As many of us mourn the passing of Whitney Houston, tons of memorials and tributes have popped up across the internet. I decided I wanted to pay tribute to her as well, especially since I couldn’t find anything remembering her for being business savvy.
Whitney Houston was a major role model for me when I was entering my teenage years and I will always remember her from that time. She has a lasting legacy through her daughter Bobbi Kristina, her godson Nick as well as her works as an entertainer, philanthropist and mentor.
My tribute to Ms. Houston is in recognition of what she did as an entrepreneur (and professional) and what the rest of us can learn from her example.
Concentrate on your strengths
Whitney was infamously mocked for her dancing skills during the early part of her career. In a 1991 interview with Ebony magazine, she acknowledged her dedication to singing since that’s what she was good at. She did not take dancing seriously – that’s not what people loved about her. She honed that craft to win 415 awards (562 award nominations) in her career from a diverse body of organizations including the top experts in her field.
Lesson: Become great at what you do by practicing; investing in your development with classes, coaches, even developing others; practicing; challenging your strengths; practicing; listening to good advisers; and practicing.
Diversify your income streams

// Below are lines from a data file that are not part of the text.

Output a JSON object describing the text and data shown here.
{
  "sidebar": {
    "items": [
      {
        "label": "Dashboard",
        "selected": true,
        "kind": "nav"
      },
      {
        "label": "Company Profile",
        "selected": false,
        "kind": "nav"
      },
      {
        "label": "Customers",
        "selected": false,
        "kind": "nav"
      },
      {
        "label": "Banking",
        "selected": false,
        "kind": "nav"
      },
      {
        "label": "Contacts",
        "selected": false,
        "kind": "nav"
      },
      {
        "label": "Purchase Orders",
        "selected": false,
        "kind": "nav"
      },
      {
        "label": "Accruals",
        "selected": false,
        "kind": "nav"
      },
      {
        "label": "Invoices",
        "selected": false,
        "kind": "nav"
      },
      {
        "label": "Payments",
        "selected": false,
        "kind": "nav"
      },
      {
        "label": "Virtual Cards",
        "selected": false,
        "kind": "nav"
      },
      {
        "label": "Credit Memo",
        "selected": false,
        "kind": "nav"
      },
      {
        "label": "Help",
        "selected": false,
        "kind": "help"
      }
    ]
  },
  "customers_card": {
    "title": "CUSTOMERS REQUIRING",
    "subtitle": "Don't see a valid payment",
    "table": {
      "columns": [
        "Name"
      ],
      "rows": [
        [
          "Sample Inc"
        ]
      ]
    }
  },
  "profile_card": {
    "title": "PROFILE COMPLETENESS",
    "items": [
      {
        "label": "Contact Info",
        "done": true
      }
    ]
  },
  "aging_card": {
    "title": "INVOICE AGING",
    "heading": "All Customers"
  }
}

Whitney Houston has earned more awards than any female singer has ever received. She sold over 200 million records and albums internationally, an extraordinary achievement especially for an African-American artist. That said, singing was not her only talent and was not the only way she earned income. Unlike what has been commonly reported, she co-wrote and published some of her music under her publishing company Nippy Music Inc (later WhitNip Publishing, Inc). Songs published under this name include Count On Me, Something in Common, Queen of the Night, Like I Never Left You, and others. As these songs have sold during the years, they have earned residual income for her (and now her estate).
So many are aware of her transition into acting. Her movies The Bodyguard, Waiting to Exhale and The Preacher’s Wife earned combined box office revenues of $540.5 million worldwide. Some of the success, I believe, was because she used her voice in two of these movies (The Preacher’s Wife soundtrack is still the best-selling gospel album ever made). What is not as widely acknowledged was the role she took on as a movie producer by delivering movies she thought would be good for little girls to see. In addition to her version of Cinderella, the Cheetah Girl and Princess Diaries franchises (all associated with Disney) were co-produced or executive produced by her company Brownhouse Productions, usually in association with Debra Martin Chase. The Princess Diaries alone earned over $300 million in box office revenue worldwide. She recently picked up the producer and actress bug for a remake of the ’70s classic Sparkle which wrapped around Thanksgiving 2011 and is scheduled for release in August 2012.
Lesson: Fill in service gaps you believe exist in your market. Open your business portfolio to include more areas of your value chain or other products/services complementary to your strongest talent. Look for ways to incur residual income such as licensing your work to others.
Do what works for you
When Ms. Houston began tipping over to superstar status, she began losing fans in the R&B market… she was even booed at the Soul Train Awards in 1989. Many accused her of not sounding soulful enough on her records. In the December 1990 issue of Essence magazine, she acknowledged making a business decision to pursue a mainstream pop sound, a sound she felt would provide longevity to her career. Her name and her history-making music will stand the test of time because she didn’t bow to pressure from others.
Lesson: Decide on a path to share your talent and stay true to your decision. There will be naysayers especially when you go against the grain and do the unexpected, but if you twist and turn with what everyone else says about what your work should look like, your work will lose the essence of what works best for it – you.
Early in her career, Whitney gave a voice to the anti-apartheid movement in South Africa. She later set up the Whitney Houston Foundation for Children to give and raise funds for children all over the world. She helped raise money for St. Jude’s Children’s Hospital, United Negro College Fund, Red Cross and many others throughout her career. Her contribution of singing helped to raise $300,000 for the Children’s Defense Fund in one night. I believe her contributions to charity helped her career last as long as it did.
Lesson: A basic tenet for successful entrepreneurs has been to give. Share your time, talent and/or money with organizations who work on behalf of others. There are so many benefits of doing this – in the end, it helps us all have a better world than we would without your contributions.
Whitney Houston is a testament of how someone can become the best in the world at owning her talent and serves as a reminder to those watching that she was still human. The most gifted people can go through the greatest personal struggles especially when they have been given superhuman status. At the end of the day, if we don’t take care of our bodies, we will not be able to share our talents with the world for very long.
Here’s a song I appreciate now more than ever before. It’s inspiring for entrepreneurs building our businesses, one day at a time.